INPUT DATA:
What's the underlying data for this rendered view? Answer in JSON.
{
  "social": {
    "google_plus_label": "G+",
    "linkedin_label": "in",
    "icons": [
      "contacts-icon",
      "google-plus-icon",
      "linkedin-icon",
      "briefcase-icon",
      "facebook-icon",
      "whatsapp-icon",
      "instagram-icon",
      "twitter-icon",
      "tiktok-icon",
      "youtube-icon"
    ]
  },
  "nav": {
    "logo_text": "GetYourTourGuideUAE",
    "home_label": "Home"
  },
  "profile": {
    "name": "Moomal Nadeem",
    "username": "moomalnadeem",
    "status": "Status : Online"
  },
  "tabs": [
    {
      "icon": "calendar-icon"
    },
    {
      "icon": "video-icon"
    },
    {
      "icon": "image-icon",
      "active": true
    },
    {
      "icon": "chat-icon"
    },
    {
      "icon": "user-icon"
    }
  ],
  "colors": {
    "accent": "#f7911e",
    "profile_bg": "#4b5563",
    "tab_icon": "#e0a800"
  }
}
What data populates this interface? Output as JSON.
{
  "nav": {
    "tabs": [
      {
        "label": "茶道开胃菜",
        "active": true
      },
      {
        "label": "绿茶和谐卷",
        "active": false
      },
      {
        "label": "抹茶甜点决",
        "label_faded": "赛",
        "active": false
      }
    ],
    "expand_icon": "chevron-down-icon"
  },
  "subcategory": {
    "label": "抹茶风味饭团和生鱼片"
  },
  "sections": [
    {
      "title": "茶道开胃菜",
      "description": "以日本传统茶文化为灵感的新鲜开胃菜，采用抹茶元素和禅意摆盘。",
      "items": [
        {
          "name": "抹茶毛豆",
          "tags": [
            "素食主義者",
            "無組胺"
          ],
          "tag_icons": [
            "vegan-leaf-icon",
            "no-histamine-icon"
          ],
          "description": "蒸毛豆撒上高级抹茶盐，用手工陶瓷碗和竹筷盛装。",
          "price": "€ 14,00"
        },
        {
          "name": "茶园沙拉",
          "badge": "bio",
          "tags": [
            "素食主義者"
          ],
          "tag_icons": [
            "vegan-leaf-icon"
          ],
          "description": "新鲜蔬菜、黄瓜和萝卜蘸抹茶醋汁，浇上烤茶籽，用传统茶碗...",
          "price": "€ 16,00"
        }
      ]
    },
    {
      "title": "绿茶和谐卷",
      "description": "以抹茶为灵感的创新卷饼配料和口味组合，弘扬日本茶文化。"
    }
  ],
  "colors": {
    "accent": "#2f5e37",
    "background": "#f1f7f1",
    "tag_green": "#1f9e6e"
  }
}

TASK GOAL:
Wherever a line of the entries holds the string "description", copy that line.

SOLVED PROBLEM:
      "description": "以日本传统茶文化为灵感的新鲜开胃菜，采用抹茶元素和禅意摆盘。",
          "description": "蒸毛豆撒上高级抹茶盐，用手工陶瓷碗和竹筷盛装。",
          "description": "新鲜蔬菜、黄瓜和萝卜蘸抹茶醋汁，浇上烤茶籽，用传统茶碗...",
      "description": "以抹茶为灵感的创新卷饼配料和口味组合，弘扬日本茶文化。"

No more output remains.